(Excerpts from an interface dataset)
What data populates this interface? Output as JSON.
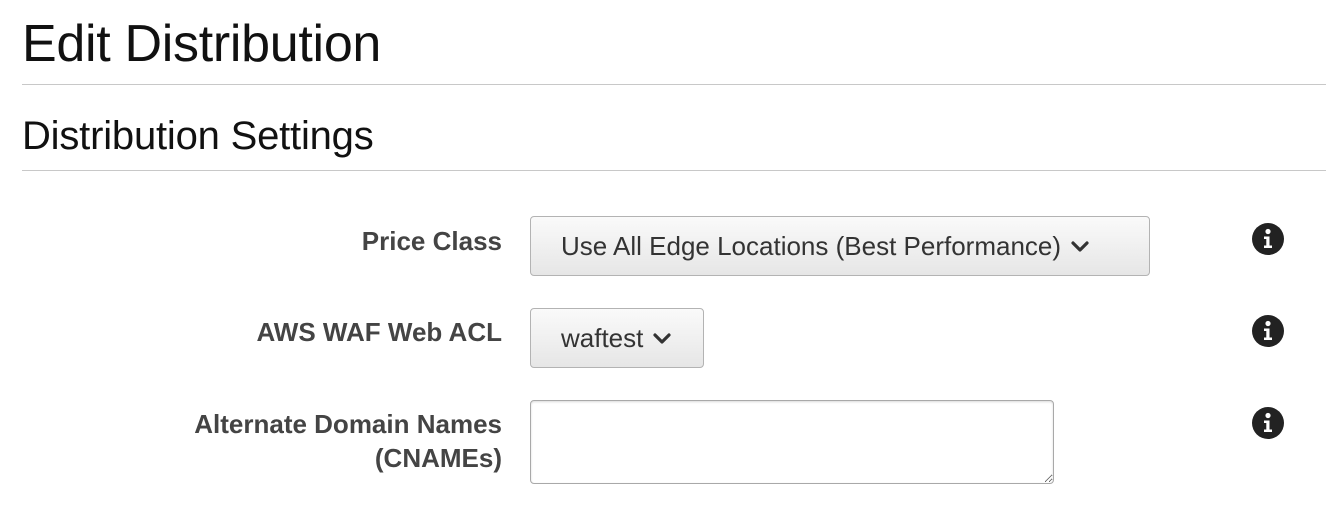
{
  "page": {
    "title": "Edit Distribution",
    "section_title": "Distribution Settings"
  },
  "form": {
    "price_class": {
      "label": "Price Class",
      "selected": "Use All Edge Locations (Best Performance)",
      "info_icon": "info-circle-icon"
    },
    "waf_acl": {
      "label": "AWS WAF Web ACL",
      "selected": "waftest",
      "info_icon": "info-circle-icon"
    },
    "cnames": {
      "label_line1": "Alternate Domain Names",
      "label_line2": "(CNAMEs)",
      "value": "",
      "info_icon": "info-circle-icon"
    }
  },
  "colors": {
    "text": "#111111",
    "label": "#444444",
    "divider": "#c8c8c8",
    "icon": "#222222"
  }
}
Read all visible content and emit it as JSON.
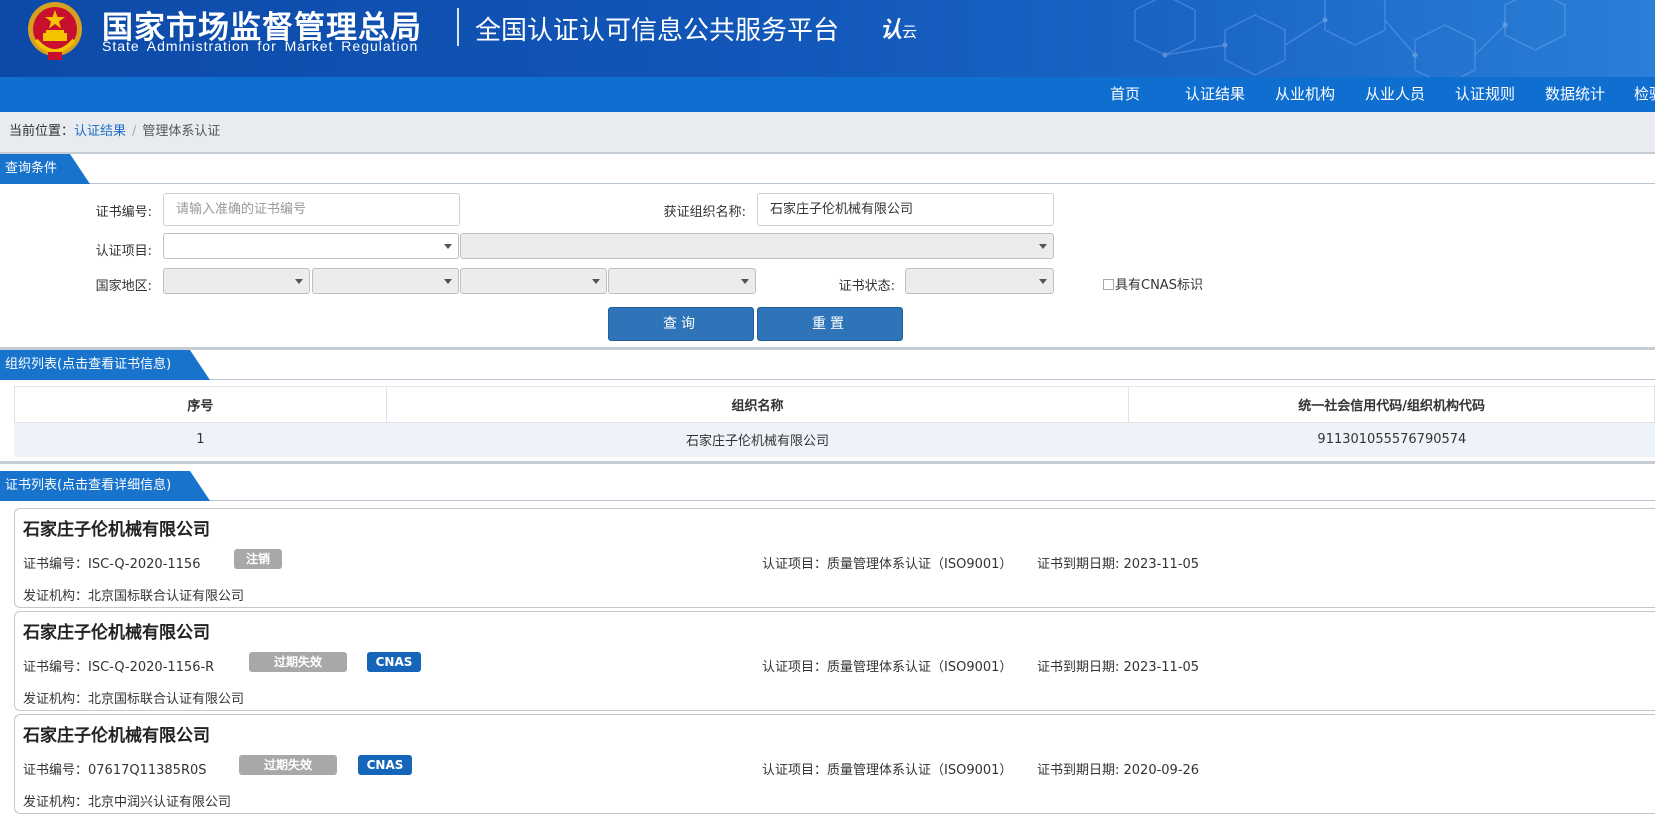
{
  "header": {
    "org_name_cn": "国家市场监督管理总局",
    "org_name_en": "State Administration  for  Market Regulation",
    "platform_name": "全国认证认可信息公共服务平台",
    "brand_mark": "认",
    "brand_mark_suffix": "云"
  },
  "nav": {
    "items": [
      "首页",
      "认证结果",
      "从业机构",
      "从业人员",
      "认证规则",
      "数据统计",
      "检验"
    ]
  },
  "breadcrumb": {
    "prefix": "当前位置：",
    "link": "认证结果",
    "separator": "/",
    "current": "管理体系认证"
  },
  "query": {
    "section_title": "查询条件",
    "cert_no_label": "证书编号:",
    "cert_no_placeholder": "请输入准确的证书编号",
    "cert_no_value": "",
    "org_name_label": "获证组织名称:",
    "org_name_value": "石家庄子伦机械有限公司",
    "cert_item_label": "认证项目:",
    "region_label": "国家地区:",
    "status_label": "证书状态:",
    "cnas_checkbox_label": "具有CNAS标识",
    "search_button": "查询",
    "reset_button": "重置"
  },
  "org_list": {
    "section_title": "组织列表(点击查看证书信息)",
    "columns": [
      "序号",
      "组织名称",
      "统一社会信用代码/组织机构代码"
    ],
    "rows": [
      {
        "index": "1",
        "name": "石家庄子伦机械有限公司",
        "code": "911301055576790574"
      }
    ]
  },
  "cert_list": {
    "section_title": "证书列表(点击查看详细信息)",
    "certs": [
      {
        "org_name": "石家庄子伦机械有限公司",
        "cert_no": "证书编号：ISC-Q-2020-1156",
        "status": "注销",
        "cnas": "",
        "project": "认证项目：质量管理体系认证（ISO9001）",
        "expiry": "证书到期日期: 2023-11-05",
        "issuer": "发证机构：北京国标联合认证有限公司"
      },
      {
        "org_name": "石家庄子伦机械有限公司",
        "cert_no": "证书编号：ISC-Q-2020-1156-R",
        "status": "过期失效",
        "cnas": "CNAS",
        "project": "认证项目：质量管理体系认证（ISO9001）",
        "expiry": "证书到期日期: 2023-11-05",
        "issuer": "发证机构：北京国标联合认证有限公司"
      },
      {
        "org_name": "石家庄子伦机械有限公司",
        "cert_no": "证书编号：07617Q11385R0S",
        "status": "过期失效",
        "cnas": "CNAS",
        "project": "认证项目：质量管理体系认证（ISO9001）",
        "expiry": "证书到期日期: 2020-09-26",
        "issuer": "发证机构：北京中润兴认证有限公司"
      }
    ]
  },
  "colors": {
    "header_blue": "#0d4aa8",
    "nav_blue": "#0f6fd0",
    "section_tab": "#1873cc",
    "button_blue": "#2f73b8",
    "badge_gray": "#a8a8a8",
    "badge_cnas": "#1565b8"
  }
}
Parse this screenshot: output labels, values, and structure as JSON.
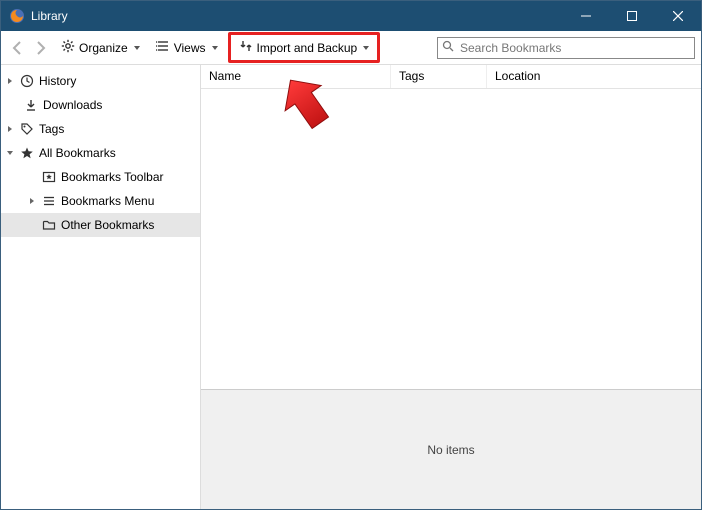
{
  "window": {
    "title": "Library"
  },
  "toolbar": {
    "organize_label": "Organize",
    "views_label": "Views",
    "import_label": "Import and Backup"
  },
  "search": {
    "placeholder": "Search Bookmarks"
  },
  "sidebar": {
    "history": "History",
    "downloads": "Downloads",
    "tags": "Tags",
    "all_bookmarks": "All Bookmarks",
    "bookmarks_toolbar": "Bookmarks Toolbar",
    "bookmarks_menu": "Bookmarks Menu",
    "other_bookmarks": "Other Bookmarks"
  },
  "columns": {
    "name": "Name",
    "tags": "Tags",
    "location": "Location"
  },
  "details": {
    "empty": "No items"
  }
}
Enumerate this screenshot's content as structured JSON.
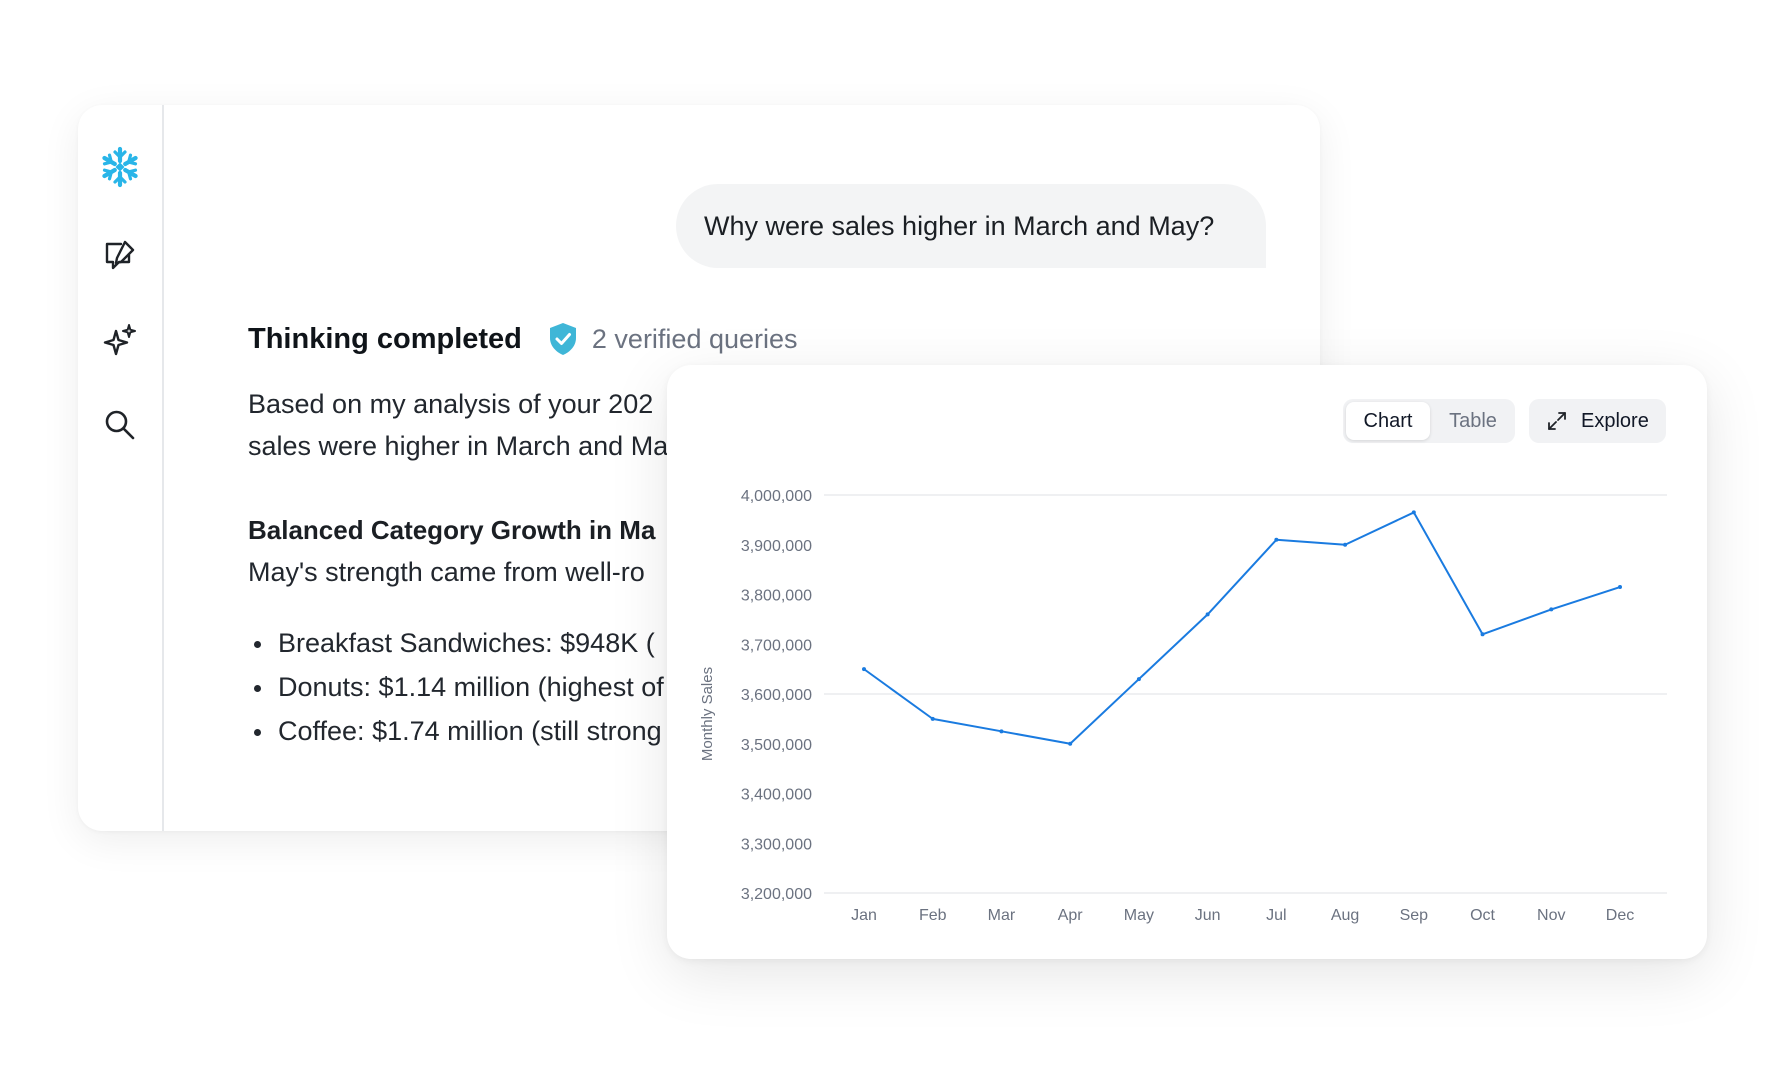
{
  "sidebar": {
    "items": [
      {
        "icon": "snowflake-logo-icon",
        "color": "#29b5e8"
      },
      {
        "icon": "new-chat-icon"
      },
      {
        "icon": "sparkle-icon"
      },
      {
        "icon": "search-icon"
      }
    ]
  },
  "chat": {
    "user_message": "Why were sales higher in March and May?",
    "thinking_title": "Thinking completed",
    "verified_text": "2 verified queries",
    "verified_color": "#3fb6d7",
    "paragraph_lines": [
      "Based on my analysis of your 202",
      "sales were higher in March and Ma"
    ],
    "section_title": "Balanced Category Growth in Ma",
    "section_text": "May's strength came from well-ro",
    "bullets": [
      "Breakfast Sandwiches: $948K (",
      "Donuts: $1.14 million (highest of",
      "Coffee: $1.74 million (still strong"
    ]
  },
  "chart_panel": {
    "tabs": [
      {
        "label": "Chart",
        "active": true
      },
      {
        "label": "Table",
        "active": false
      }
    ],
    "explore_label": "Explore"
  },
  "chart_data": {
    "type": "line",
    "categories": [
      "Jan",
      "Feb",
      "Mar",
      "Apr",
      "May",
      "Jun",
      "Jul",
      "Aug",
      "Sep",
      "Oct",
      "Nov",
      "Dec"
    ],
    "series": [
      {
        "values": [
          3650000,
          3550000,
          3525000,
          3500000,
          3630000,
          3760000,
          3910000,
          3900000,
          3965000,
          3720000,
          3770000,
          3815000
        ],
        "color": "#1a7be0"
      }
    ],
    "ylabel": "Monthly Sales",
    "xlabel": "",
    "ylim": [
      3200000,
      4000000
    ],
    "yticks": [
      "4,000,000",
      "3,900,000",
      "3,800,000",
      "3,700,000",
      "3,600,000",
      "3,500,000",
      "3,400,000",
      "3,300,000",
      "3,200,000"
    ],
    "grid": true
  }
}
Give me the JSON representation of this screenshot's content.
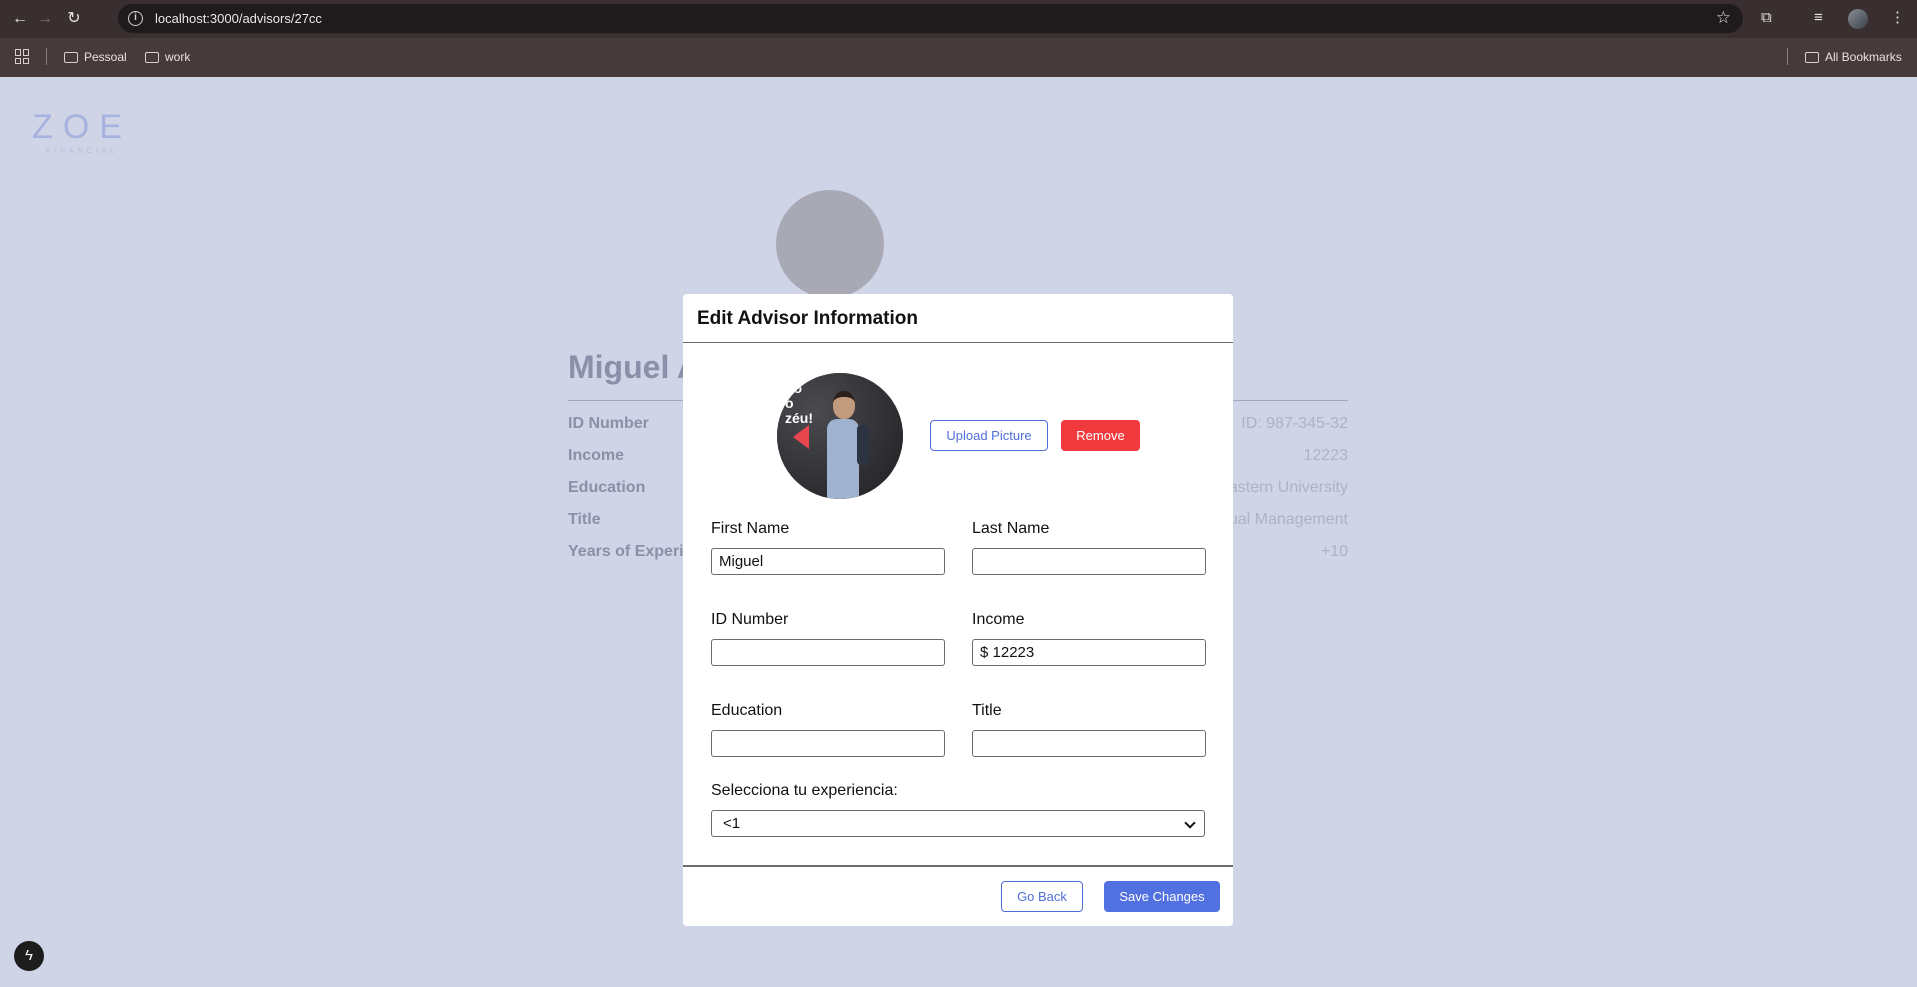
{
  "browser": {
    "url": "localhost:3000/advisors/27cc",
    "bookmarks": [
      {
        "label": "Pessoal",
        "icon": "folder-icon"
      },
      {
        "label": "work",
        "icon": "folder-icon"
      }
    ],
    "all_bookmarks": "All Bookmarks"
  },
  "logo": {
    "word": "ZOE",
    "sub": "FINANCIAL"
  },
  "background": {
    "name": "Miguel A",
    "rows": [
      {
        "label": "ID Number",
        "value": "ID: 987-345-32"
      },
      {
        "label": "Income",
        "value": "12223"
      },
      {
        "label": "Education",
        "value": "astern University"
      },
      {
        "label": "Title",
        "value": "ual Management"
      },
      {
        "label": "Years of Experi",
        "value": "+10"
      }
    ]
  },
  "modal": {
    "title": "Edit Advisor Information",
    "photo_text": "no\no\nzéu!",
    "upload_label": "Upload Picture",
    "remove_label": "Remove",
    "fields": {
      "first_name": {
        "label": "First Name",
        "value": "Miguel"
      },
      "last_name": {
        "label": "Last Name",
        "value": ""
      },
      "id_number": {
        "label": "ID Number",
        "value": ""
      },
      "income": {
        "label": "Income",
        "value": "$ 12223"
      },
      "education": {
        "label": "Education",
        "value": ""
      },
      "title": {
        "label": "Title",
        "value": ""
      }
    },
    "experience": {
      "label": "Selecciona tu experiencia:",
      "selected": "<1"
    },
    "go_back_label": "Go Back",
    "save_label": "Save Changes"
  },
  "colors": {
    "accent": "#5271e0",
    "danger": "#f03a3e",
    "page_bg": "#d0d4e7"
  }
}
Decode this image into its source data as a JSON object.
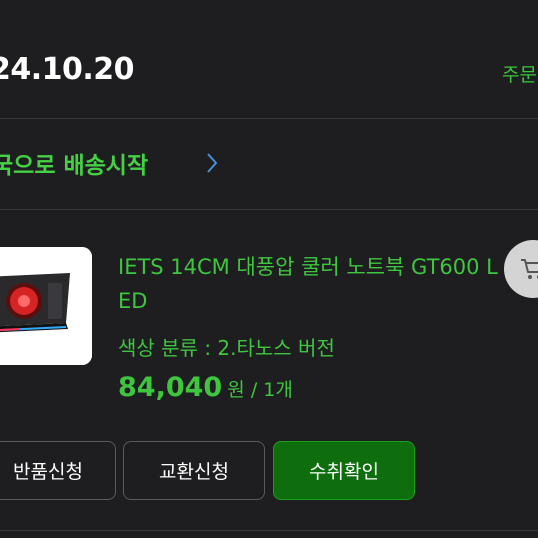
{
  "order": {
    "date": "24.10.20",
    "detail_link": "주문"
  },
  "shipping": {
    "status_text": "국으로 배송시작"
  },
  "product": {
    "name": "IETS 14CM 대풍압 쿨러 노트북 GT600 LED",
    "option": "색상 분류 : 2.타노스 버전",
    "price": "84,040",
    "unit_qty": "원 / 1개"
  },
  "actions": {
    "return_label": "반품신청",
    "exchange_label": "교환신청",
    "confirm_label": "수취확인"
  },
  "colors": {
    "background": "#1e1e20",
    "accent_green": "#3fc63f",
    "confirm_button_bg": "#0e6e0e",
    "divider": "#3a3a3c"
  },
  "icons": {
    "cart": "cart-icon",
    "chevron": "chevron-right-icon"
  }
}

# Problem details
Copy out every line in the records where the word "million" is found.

# Exercise response
      "Donuts: $1.14 million (highest of",
      "Coffee: $1.74 million (still strong"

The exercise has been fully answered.